Vaccines have helped humankind nearly wipe out some of the most terrible, debilitating diseases we have encountered, including polio, small pox and pertussis (whooping cough). However, it is estimated that more than 40,000 adults in the U.S. still die each year from diseases that can be prevented by a vaccine. Just because you were vaccinated against something years ago doesn’t mean you are still protected.
The vaccines you may need as an adult depend on everything from your age and lifestyle to high-risk medical conditions, travel plans, and which shots you’ve had (or not) in the past. The Center for Disease Control and Prevention (CDC) recommends that throughout your adult life, you need immunizations to get and maintain protection against:
Seasonal Influenza (flu): for all adults
Tetanus, Pertussis and Diphtheria: for all adults who have not previously received the Tdap vaccine
Shingles: or adults 60 years and older
Pneumococcal diseases: for adults 65 years and older and adults with specific health conditions
Hepatitis B: for adults who have diabetes or are at risk for hepatitis B
Other vaccinations you may need include those that protect against human papillomavirus (which can cause certain cancers), hepatitis A, meningococcal disease, chickenpox (varicella), and measles, mumps and rubella. Speak with your doctor about which vaccines are recommended for you. And remember, if your immunizations are not up to date, you may be also putting your family at risk. Staying on top of your vaccines and boosters helps you stay healthier and slows the spread of disease to those around you.

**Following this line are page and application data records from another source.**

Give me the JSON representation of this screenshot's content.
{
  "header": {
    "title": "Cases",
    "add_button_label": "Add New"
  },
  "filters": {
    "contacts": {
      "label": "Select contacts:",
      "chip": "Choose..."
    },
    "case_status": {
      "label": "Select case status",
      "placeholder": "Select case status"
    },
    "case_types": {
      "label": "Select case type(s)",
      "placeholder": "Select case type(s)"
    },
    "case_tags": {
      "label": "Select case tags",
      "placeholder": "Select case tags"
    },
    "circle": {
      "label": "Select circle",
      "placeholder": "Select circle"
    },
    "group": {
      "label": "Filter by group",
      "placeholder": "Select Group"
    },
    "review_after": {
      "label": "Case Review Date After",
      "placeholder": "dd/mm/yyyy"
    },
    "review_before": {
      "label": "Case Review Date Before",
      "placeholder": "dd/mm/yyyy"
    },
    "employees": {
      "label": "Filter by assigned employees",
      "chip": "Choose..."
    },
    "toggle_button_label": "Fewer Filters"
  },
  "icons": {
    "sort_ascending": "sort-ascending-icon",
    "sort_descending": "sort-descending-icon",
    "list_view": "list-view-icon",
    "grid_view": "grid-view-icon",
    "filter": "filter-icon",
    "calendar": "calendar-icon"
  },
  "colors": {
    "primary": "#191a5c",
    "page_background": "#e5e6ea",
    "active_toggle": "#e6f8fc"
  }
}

After reading this article, how likely are you to speak with your healthcare professional or someone you know about vaccines and prevention?